Required work
Search the records for the string "wyszukiwania". Copy each line where it occurs.

Exercise data
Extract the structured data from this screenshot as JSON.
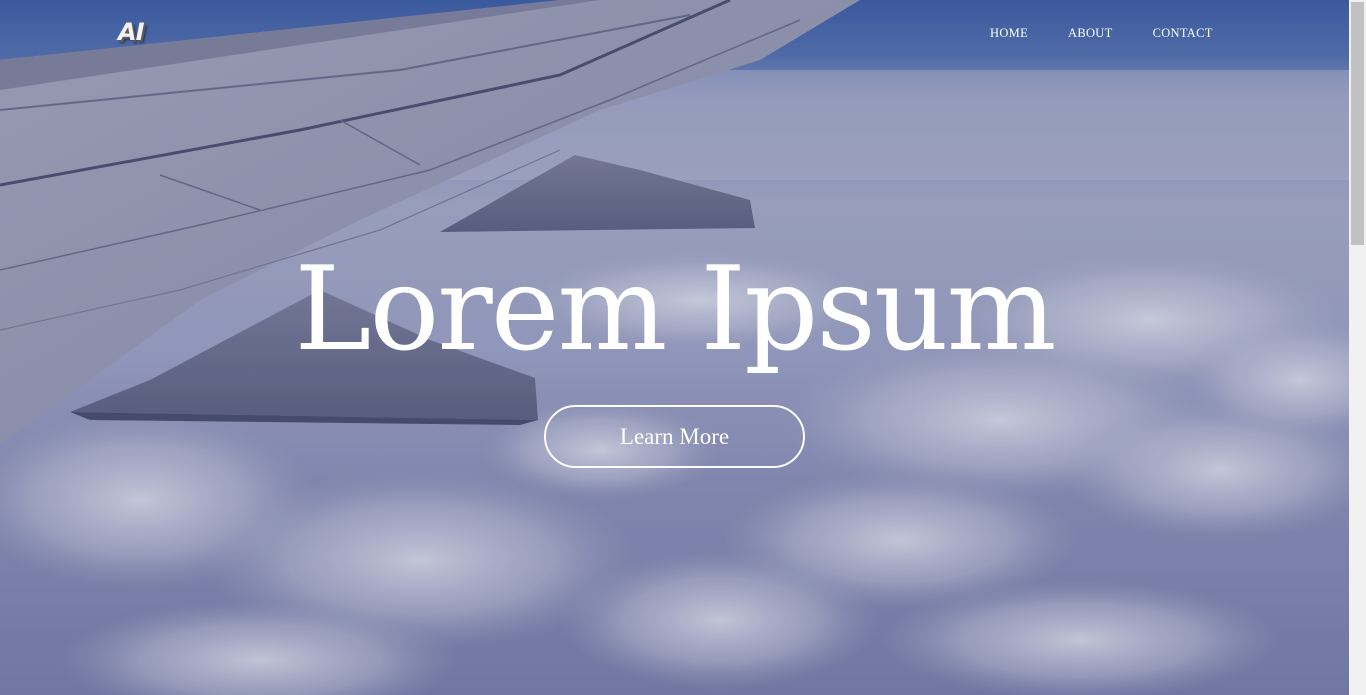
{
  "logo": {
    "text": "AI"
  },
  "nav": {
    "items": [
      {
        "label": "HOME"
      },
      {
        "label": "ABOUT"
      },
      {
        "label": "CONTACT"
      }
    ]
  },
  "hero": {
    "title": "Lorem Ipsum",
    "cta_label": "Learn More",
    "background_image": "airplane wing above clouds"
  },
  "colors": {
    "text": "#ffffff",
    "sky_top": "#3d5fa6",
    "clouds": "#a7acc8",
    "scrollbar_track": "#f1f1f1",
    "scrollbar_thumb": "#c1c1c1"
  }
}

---

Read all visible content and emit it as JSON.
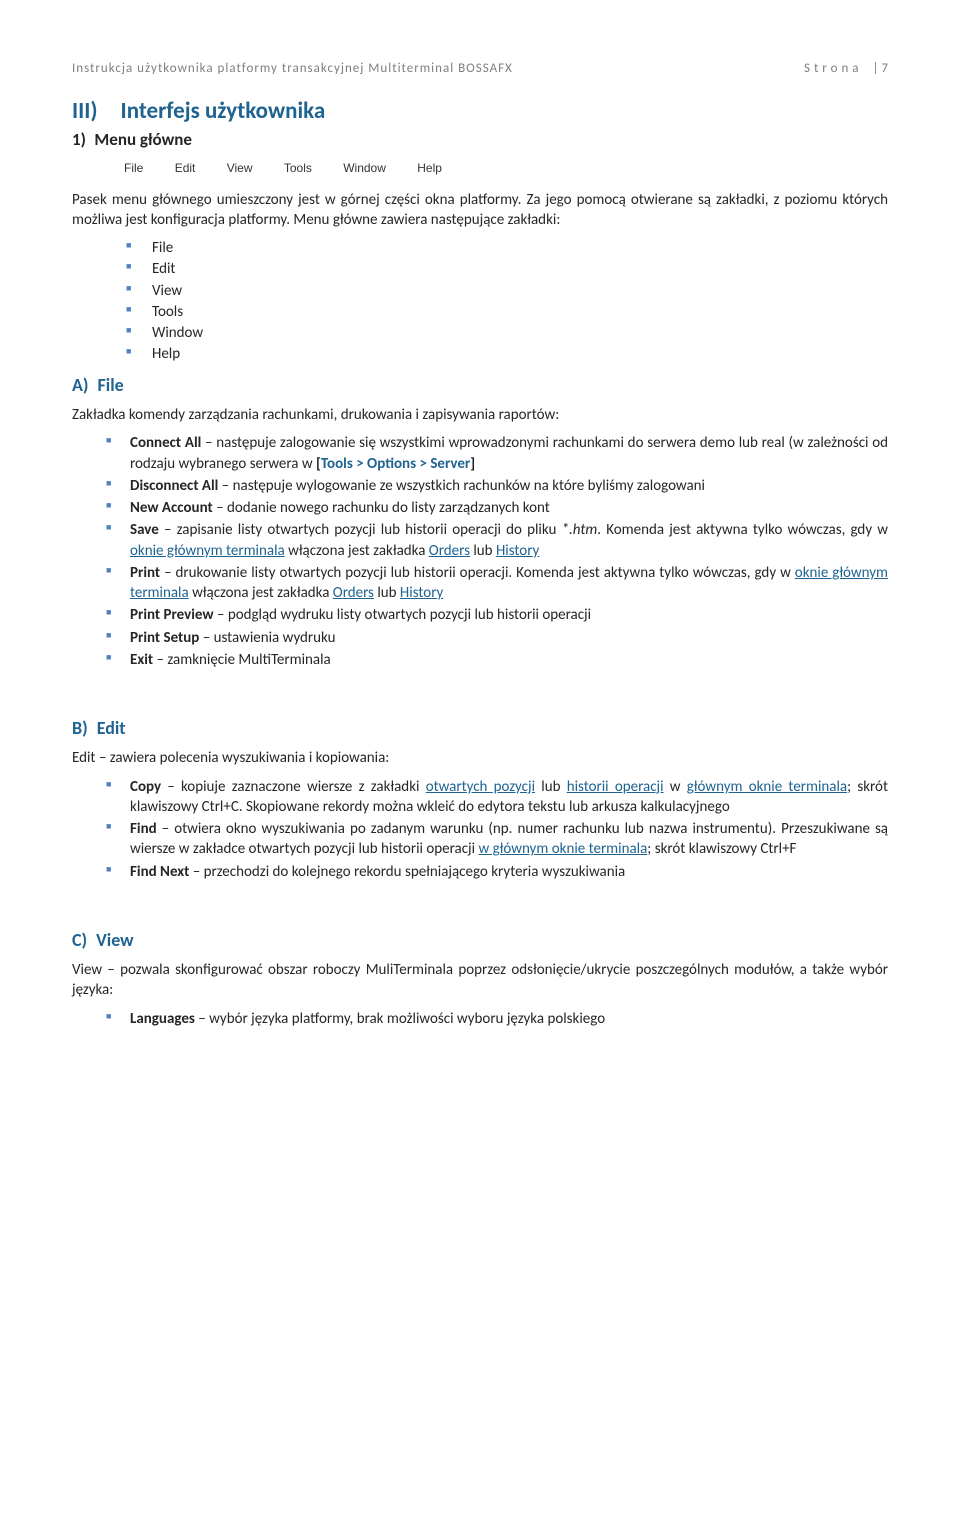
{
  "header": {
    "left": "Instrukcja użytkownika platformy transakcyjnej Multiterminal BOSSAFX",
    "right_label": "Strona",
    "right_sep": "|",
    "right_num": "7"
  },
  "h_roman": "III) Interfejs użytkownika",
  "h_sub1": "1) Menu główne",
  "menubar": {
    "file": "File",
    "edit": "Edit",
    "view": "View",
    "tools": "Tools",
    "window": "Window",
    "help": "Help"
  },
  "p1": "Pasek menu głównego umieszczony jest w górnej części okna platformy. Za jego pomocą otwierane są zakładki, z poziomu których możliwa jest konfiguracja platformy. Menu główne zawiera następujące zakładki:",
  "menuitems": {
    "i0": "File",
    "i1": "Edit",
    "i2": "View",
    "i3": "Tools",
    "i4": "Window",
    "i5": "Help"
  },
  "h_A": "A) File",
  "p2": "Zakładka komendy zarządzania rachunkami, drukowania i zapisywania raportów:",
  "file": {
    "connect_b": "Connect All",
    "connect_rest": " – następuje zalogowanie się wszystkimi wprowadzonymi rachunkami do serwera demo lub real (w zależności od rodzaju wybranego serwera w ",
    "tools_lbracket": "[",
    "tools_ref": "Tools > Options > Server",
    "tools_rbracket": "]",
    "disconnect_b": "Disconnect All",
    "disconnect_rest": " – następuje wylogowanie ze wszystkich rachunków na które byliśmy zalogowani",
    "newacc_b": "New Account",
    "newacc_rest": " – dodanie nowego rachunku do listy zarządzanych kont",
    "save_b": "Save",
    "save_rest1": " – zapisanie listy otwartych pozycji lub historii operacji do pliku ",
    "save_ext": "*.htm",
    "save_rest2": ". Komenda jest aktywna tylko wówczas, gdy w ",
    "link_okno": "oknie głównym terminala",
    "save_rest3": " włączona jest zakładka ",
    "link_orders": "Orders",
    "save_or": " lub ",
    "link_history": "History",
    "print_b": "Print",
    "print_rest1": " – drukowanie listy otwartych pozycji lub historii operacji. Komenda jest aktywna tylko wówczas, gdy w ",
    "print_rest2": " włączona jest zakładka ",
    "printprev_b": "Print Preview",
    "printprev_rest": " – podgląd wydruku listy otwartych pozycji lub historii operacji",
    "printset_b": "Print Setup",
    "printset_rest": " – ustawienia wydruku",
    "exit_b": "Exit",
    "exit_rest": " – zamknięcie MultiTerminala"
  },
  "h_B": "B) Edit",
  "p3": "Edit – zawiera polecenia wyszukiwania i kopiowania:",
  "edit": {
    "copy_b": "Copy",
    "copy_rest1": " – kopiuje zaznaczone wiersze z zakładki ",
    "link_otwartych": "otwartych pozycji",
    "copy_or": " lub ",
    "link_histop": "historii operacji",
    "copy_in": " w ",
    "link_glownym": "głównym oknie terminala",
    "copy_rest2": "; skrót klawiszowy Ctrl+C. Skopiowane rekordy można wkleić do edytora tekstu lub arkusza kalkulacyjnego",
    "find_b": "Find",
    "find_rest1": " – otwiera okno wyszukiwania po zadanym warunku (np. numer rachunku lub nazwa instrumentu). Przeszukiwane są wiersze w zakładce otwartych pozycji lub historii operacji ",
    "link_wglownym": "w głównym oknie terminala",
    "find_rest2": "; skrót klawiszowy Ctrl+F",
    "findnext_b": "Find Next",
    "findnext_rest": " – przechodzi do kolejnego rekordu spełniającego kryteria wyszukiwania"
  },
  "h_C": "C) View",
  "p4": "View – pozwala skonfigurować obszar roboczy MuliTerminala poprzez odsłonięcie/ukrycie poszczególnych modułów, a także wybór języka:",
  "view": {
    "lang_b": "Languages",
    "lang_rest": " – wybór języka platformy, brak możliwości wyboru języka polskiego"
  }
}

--

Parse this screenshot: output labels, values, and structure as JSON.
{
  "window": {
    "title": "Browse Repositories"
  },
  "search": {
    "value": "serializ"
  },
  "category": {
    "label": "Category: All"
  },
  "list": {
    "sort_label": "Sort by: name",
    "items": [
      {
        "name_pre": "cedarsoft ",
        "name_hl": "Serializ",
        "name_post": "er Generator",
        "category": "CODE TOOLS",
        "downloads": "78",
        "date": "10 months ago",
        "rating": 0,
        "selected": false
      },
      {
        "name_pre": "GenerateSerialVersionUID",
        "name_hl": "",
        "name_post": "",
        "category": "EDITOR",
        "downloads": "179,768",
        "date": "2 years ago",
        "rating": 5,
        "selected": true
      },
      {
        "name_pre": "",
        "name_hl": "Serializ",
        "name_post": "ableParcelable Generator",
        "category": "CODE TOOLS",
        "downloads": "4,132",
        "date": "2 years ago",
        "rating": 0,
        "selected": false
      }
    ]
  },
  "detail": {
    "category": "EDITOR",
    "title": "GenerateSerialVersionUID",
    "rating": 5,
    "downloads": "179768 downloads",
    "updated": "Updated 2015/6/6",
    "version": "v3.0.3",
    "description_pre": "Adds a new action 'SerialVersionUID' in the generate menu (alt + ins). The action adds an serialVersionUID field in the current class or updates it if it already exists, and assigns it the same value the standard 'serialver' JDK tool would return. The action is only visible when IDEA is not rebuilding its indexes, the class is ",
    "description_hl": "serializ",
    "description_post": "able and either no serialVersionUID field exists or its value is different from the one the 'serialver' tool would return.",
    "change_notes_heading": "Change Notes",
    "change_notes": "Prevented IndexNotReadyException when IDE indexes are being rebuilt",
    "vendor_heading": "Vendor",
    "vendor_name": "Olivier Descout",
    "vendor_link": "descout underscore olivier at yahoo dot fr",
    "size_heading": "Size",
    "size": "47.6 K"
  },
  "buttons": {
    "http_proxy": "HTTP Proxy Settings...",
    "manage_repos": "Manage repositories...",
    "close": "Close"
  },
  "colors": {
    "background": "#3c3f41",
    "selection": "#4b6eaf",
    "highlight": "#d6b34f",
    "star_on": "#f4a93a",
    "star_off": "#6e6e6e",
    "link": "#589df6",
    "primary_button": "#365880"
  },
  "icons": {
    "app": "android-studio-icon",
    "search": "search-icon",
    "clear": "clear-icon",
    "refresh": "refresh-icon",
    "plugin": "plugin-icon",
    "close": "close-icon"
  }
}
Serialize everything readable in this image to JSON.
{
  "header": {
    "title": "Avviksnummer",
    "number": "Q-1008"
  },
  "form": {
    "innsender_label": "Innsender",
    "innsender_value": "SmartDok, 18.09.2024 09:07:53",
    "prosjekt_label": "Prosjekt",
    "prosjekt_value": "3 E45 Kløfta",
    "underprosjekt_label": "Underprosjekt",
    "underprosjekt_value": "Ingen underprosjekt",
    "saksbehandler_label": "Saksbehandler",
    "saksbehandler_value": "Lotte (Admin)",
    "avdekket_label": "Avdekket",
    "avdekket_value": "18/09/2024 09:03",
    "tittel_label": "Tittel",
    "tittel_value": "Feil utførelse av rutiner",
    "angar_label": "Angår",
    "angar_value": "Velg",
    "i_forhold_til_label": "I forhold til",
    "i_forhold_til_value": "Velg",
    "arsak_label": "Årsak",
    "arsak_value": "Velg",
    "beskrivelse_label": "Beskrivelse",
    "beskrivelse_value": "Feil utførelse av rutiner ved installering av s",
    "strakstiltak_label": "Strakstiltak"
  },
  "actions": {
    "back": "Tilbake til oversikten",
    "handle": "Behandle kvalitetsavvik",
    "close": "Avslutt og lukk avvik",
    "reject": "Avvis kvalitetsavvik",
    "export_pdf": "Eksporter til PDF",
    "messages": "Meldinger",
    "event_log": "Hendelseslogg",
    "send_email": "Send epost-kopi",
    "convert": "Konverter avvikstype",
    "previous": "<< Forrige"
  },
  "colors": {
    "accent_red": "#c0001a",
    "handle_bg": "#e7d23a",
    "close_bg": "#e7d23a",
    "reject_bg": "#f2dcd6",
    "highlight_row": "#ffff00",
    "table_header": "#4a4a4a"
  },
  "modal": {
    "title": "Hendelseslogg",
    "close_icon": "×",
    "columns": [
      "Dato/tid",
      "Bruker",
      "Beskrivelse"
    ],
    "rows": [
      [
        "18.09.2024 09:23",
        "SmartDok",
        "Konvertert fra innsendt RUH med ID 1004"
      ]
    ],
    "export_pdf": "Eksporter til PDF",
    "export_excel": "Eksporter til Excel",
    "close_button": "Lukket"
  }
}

Task answer
  "p3": "Edit – zawiera polecenia wyszukiwania i kopiowania:",
    "find_rest1": " – otwiera okno wyszukiwania po zadanym warunku (np. numer rachunku lub nazwa instrumentu). Przeszukiwane są wiersze w zakładce otwartych pozycji lub historii operacji ",
    "findnext_rest": " – przechodzi do kolejnego rekordu spełniającego kryteria wyszukiwania"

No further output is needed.